Your answer should consist of the lines below that hold the word "Parts".

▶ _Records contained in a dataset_
'''
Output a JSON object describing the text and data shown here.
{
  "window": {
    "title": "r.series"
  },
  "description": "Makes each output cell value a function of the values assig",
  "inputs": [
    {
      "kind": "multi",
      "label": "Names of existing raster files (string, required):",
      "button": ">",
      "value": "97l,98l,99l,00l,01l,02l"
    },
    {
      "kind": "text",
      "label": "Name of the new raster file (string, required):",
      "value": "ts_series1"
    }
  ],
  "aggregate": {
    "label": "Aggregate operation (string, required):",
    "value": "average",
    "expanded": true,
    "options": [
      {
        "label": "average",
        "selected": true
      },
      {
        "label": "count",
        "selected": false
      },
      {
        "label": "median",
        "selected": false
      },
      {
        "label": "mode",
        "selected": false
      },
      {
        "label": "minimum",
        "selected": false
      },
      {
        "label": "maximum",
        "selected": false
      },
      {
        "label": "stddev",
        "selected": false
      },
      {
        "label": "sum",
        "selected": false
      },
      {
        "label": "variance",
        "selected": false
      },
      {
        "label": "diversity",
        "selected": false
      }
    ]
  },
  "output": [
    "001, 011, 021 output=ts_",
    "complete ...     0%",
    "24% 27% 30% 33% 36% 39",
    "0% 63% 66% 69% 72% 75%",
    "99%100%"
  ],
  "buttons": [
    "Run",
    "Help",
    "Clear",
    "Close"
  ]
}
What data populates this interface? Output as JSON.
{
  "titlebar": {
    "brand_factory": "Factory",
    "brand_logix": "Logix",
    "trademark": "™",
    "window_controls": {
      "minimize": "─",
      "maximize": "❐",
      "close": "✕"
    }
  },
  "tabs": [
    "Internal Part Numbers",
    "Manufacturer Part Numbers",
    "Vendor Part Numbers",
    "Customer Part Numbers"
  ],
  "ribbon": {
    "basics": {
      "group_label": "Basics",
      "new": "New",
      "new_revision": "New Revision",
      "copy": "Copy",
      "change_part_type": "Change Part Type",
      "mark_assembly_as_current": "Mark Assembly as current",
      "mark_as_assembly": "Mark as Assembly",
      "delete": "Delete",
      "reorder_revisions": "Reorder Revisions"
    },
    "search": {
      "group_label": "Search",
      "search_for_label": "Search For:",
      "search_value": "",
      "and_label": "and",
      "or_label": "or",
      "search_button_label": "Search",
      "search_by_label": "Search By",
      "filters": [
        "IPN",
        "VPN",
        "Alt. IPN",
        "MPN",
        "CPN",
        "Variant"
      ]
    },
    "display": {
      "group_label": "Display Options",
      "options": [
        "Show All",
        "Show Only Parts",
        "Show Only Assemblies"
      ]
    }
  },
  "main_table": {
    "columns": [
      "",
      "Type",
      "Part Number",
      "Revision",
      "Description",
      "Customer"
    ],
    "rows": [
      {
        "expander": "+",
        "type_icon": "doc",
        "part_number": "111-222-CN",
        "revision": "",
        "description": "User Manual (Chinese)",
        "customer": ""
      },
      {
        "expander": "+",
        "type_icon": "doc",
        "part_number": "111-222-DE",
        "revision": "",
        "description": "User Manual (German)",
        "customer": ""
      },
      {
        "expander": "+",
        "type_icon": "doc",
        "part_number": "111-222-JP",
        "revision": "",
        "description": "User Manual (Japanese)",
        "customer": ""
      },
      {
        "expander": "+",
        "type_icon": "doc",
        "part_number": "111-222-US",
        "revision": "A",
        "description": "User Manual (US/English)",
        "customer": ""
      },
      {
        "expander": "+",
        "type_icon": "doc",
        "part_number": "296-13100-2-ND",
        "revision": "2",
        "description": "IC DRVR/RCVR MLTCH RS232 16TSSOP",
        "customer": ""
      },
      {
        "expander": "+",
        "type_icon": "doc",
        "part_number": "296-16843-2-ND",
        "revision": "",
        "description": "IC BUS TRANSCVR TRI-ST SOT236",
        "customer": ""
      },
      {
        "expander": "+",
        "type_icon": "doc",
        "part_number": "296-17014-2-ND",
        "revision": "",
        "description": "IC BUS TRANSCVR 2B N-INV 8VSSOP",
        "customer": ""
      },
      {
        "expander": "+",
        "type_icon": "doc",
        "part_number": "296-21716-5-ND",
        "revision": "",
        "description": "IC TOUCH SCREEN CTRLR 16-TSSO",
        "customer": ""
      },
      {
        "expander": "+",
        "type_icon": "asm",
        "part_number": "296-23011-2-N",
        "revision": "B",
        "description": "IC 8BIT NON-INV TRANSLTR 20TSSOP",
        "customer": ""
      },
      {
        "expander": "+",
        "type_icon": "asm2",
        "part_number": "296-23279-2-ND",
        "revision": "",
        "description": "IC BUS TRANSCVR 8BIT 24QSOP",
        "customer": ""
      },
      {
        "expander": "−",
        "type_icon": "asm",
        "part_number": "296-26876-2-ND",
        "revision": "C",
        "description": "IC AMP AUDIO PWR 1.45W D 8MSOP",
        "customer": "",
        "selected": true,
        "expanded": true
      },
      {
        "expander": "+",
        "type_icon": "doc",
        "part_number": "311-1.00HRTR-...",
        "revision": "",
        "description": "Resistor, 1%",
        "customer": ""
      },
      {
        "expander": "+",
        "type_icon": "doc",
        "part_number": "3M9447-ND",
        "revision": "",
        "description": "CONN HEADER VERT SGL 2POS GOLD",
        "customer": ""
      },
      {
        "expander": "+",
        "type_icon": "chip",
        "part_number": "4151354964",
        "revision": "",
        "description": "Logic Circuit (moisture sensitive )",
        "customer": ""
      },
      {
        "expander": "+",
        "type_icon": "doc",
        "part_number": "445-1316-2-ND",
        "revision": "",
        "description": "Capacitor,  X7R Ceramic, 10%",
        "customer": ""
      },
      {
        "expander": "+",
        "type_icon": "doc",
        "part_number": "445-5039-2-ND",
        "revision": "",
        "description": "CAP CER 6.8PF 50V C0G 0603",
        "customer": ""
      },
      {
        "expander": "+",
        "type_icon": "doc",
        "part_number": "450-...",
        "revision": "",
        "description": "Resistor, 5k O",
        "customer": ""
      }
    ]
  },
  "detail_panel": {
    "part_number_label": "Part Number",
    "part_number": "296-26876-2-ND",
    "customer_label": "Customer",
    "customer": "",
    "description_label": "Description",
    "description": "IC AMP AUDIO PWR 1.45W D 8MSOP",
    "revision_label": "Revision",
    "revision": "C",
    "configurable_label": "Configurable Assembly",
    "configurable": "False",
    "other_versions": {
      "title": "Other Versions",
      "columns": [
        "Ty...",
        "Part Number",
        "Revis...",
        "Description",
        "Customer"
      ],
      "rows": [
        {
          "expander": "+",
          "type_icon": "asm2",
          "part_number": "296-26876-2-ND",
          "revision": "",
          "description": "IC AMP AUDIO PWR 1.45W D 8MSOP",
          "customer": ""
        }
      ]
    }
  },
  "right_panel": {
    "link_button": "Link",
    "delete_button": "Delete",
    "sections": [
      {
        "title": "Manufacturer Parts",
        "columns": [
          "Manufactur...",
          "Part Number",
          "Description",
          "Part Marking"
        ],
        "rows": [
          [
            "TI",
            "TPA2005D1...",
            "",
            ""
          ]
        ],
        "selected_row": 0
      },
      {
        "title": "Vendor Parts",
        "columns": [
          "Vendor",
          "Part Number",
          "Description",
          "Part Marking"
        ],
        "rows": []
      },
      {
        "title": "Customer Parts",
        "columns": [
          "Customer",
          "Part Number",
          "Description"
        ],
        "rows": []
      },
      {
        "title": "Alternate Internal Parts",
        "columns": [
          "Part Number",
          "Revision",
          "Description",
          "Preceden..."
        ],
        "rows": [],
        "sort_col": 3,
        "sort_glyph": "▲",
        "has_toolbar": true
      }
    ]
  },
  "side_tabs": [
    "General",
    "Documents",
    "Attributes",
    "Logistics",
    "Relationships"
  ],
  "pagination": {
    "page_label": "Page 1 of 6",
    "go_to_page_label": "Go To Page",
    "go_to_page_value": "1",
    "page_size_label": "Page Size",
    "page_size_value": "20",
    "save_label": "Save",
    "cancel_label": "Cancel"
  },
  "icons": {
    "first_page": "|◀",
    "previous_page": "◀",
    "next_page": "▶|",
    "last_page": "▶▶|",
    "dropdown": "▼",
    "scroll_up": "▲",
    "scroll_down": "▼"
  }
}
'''
▶ _Answer_
        "Show Only Parts",
        "title": "Manufacturer Parts",
        "title": "Vendor Parts",
        "title": "Customer Parts",
        "title": "Alternate Internal Parts",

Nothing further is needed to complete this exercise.